╭─ EXCERPTED DATA

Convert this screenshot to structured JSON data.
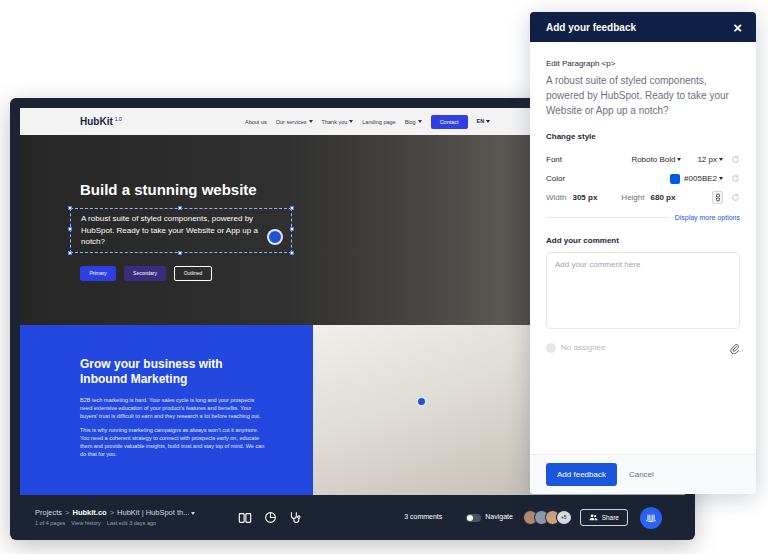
{
  "website": {
    "logo": "HubKit",
    "logo_version": "1.0",
    "nav": [
      {
        "label": "About us",
        "has_menu": false
      },
      {
        "label": "Our services",
        "has_menu": true
      },
      {
        "label": "Thank you",
        "has_menu": true
      },
      {
        "label": "Landing page",
        "has_menu": false
      },
      {
        "label": "Blog",
        "has_menu": true
      }
    ],
    "contact": "Contact",
    "language": {
      "label": "EN",
      "has_menu": true
    },
    "hero": {
      "title": "Build a stunning website",
      "text": "A robust suite of styled components, powered by HubSpot. Ready to take your Website or App up a notch?",
      "selected": true,
      "buttons": [
        {
          "label": "Primary",
          "kind": "primary"
        },
        {
          "label": "Secondary",
          "kind": "secondary"
        },
        {
          "label": "Outlined",
          "kind": "outlined"
        }
      ]
    },
    "section": {
      "title": "Grow your business with Inbound Marketing",
      "paragraphs": [
        "B2B tech marketing is hard. Your sales cycle is long and your prospects need extensive education of your product's features and benefits. Your buyers' trust is difficult to earn and they research a lot before reaching out.",
        "This is why running marketing campaigns as always won't cut it anymore. You need a coherent strategy to connect with prospects early on, educate them and provide valuable insights, build trust and stay top of mind. We can do that for you."
      ]
    }
  },
  "toolbar": {
    "breadcrumb": [
      {
        "label": "Projects",
        "bold": false,
        "has_menu": false
      },
      {
        "label": "Hubkit.co",
        "bold": true,
        "has_menu": false
      },
      {
        "label": "HubKit | HubSpot th...",
        "bold": false,
        "has_menu": true
      }
    ],
    "breadcrumb_separator": ">",
    "pages": "1 of 4 pages",
    "history": "View history",
    "last_edit": "Last edit 3 days ago",
    "comments": "3 comments",
    "navigate": {
      "label": "Navigate",
      "on": false
    },
    "avatars": [
      {
        "color": "#b08a6e"
      },
      {
        "color": "#8a9aa8"
      },
      {
        "color": "#c9a27e"
      }
    ],
    "avatars_more": "+5",
    "share": "Share"
  },
  "panel": {
    "title": "Add your feedback",
    "close": "×",
    "element_label": "Edit Paragraph <p>",
    "element_text": "A robust suite of styled components, powered by HubSpot. Ready to take your Website or App up a notch?",
    "style_heading": "Change style",
    "font": {
      "label": "Font",
      "family": "Roboto Bold",
      "size": "12 px"
    },
    "color": {
      "label": "Color",
      "value": "#005BE2",
      "color": "#005BE2"
    },
    "dimensions": {
      "width_label": "Width",
      "width": "305 px",
      "height_label": "Height",
      "height": "680 px",
      "linked": true
    },
    "more_options": "Display more options",
    "comment_heading": "Add your comment",
    "comment_placeholder": "Add your comment here",
    "assignee": {
      "label": "No assignee",
      "disabled": true
    },
    "submit": "Add feedback",
    "cancel": "Cancel"
  }
}
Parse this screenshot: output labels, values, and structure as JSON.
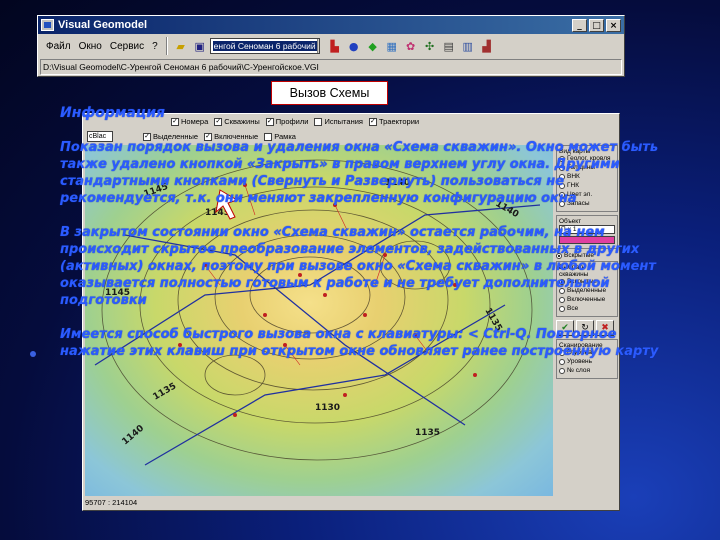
{
  "app": {
    "title": "Visual Geomodel",
    "window_controls": [
      "_",
      "□",
      "×"
    ],
    "menu": [
      "Файл",
      "Окно",
      "Сервис",
      "?"
    ],
    "project_combo": "енгой Сеноман 6 рабочий",
    "path": "D:\\Visual Geomodel\\С-Уренгой Сеноман 6 рабочий\\С-Уренгойское.VGI"
  },
  "call_button": "Вызов Схемы",
  "map_window": {
    "toolbar_checks": [
      {
        "label": "Номера",
        "checked": true
      },
      {
        "label": "Скважины",
        "checked": true
      },
      {
        "label": "Профили",
        "checked": true
      },
      {
        "label": "Испытания",
        "checked": false
      },
      {
        "label": "Траектории",
        "checked": true
      }
    ],
    "toolbar2_combo": "cBlac",
    "toolbar2_checks": [
      {
        "label": "Выделенные",
        "checked": true
      },
      {
        "label": "Включенные",
        "checked": true
      },
      {
        "label": "Рамка",
        "checked": false
      }
    ],
    "status": "95707 : 214104",
    "contour_labels": [
      "1145",
      "1140",
      "1135",
      "1145",
      "1135",
      "1140",
      "1130",
      "1135",
      "1140",
      "1145"
    ],
    "side_panel": {
      "view_header": "Вид карты",
      "view_options": [
        {
          "label": "Геолог. кровля",
          "on": true
        },
        {
          "label": "Толщины",
          "on": false
        },
        {
          "label": "ВНК",
          "on": false
        },
        {
          "label": "ГНК",
          "on": false
        },
        {
          "label": "Цвет эл.",
          "on": false
        },
        {
          "label": "Запасы",
          "on": false
        }
      ],
      "object_header": "Объект",
      "object_value": "П-х 1",
      "all_label": "Вскрытые",
      "select_header": "Выбрать скважины",
      "select_options": [
        {
          "label": "Вскрытые",
          "on": true
        },
        {
          "label": "Выделенные",
          "on": false
        },
        {
          "label": "Включенные",
          "on": false
        },
        {
          "label": "Все",
          "on": false
        }
      ],
      "scan_header": "Сканирование",
      "scan_options": [
        "Глубина",
        "Уровень",
        "№ слоя"
      ]
    },
    "color_accent": "#e040a0"
  },
  "slide": {
    "heading": "Информация",
    "p1": "Показан порядок вызова и удаления окна «Схема скважин». Окно может быть также удалено кнопкой «Закрыть» в правом верхнем углу окна. Другими стандартными кнопками (Свернуть и Развернуть) пользоваться не рекомендуется, т.к. они меняют закрепленную конфигурацию окна",
    "p2": "В закрытом состоянии окно «Схема скважин» остается рабочим, на нем происходит скрытое преобразование элементов, задействованных в других (активных) окнах, поэтому при вызове окно «Схема скважин» в любой момент оказывается полностью готовым к работе и не требует дополнительной подготовки",
    "p3": "Имеется способ быстрого вызова окна с клавиатуры: < Ctrl-Q. Повторное нажатие этих клавиш при открытом окне обновляет ранее построенную карту",
    "text_color": "#2b5bff"
  }
}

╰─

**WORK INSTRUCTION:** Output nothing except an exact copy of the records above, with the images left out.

**ANSWER TO THIS EXERCISE:**
Convert this screenshot to structured JSON data.
{
  "website": {
    "logo": "HubKit",
    "logo_version": "1.0",
    "nav": [
      {
        "label": "About us",
        "has_menu": false
      },
      {
        "label": "Our services",
        "has_menu": true
      },
      {
        "label": "Thank you",
        "has_menu": true
      },
      {
        "label": "Landing page",
        "has_menu": false
      },
      {
        "label": "Blog",
        "has_menu": true
      }
    ],
    "contact": "Contact",
    "language": {
      "label": "EN",
      "has_menu": true
    },
    "hero": {
      "title": "Build a stunning website",
      "text": "A robust suite of styled components, powered by HubSpot. Ready to take your Website or App up a notch?",
      "selected": true,
      "buttons": [
        {
          "label": "Primary",
          "kind": "primary"
        },
        {
          "label": "Secondary",
          "kind": "secondary"
        },
        {
          "label": "Outlined",
          "kind": "outlined"
        }
      ]
    },
    "section": {
      "title": "Grow your business with Inbound Marketing",
      "paragraphs": [
        "B2B tech marketing is hard. Your sales cycle is long and your prospects need extensive education of your product's features and benefits. Your buyers' trust is difficult to earn and they research a lot before reaching out.",
        "This is why running marketing campaigns as always won't cut it anymore. You need a coherent strategy to connect with prospects early on, educate them and provide valuable insights, build trust and stay top of mind. We can do that for you."
      ]
    }
  },
  "toolbar": {
    "breadcrumb": [
      {
        "label": "Projects",
        "bold": false,
        "has_menu": false
      },
      {
        "label": "Hubkit.co",
        "bold": true,
        "has_menu": false
      },
      {
        "label": "HubKit | HubSpot th...",
        "bold": false,
        "has_menu": true
      }
    ],
    "breadcrumb_separator": ">",
    "pages": "1 of 4 pages",
    "history": "View history",
    "last_edit": "Last edit 3 days ago",
    "comments": "3 comments",
    "navigate": {
      "label": "Navigate",
      "on": false
    },
    "avatars": [
      {
        "color": "#b08a6e"
      },
      {
        "color": "#8a9aa8"
      },
      {
        "color": "#c9a27e"
      }
    ],
    "avatars_more": "+5",
    "share": "Share"
  },
  "panel": {
    "title": "Add your feedback",
    "close": "×",
    "element_label": "Edit Paragraph <p>",
    "element_text": "A robust suite of styled components, powered by HubSpot. Ready to take your Website or App up a notch?",
    "style_heading": "Change style",
    "font": {
      "label": "Font",
      "family": "Roboto Bold",
      "size": "12 px"
    },
    "color": {
      "label": "Color",
      "value": "#005BE2",
      "color": "#005BE2"
    },
    "dimensions": {
      "width_label": "Width",
      "width": "305 px",
      "height_label": "Height",
      "height": "680 px",
      "linked": true
    },
    "more_options": "Display more options",
    "comment_heading": "Add your comment",
    "comment_placeholder": "Add your comment here",
    "assignee": {
      "label": "No assignee",
      "disabled": true
    },
    "submit": "Add feedback",
    "cancel": "Cancel"
  }
}
Parse this screenshot: output labels, values, and structure as JSON.
{
  "app": {
    "title": "Visual Geomodel",
    "window_controls": [
      "_",
      "□",
      "×"
    ],
    "menu": [
      "Файл",
      "Окно",
      "Сервис",
      "?"
    ],
    "project_combo": "енгой Сеноман 6 рабочий",
    "path": "D:\\Visual Geomodel\\С-Уренгой Сеноман 6 рабочий\\С-Уренгойское.VGI"
  },
  "call_button": "Вызов Схемы",
  "map_window": {
    "toolbar_checks": [
      {
        "label": "Номера",
        "checked": true
      },
      {
        "label": "Скважины",
        "checked": true
      },
      {
        "label": "Профили",
        "checked": true
      },
      {
        "label": "Испытания",
        "checked": false
      },
      {
        "label": "Траектории",
        "checked": true
      }
    ],
    "toolbar2_combo": "cBlac",
    "toolbar2_checks": [
      {
        "label": "Выделенные",
        "checked": true
      },
      {
        "label": "Включенные",
        "checked": true
      },
      {
        "label": "Рамка",
        "checked": false
      }
    ],
    "status": "95707 : 214104",
    "contour_labels": [
      "1145",
      "1140",
      "1135",
      "1145",
      "1135",
      "1140",
      "1130",
      "1135",
      "1140",
      "1145"
    ],
    "side_panel": {
      "view_header": "Вид карты",
      "view_options": [
        {
          "label": "Геолог. кровля",
          "on": true
        },
        {
          "label": "Толщины",
          "on": false
        },
        {
          "label": "ВНК",
          "on": false
        },
        {
          "label": "ГНК",
          "on": false
        },
        {
          "label": "Цвет эл.",
          "on": false
        },
        {
          "label": "Запасы",
          "on": false
        }
      ],
      "object_header": "Объект",
      "object_value": "П-х 1",
      "all_label": "Вскрытые",
      "select_header": "Выбрать скважины",
      "select_options": [
        {
          "label": "Вскрытые",
          "on": true
        },
        {
          "label": "Выделенные",
          "on": false
        },
        {
          "label": "Включенные",
          "on": false
        },
        {
          "label": "Все",
          "on": false
        }
      ],
      "scan_header": "Сканирование",
      "scan_options": [
        "Глубина",
        "Уровень",
        "№ слоя"
      ]
    },
    "color_accent": "#e040a0"
  },
  "slide": {
    "heading": "Информация",
    "p1": "Показан порядок вызова и удаления окна «Схема скважин». Окно может быть также удалено кнопкой «Закрыть» в правом верхнем углу окна. Другими стандартными кнопками (Свернуть и Развернуть) пользоваться не рекомендуется, т.к. они меняют закрепленную конфигурацию окна",
    "p2": "В закрытом состоянии окно «Схема скважин» остается рабочим, на нем происходит скрытое преобразование элементов, задействованных в других (активных) окнах, поэтому при вызове окно «Схема скважин» в любой момент оказывается полностью готовым к работе и не требует дополнительной подготовки",
    "p3": "Имеется способ быстрого вызова окна с клавиатуры: < Ctrl-Q. Повторное нажатие этих клавиш при открытом окне обновляет ранее построенную карту",
    "text_color": "#2b5bff"
  }
}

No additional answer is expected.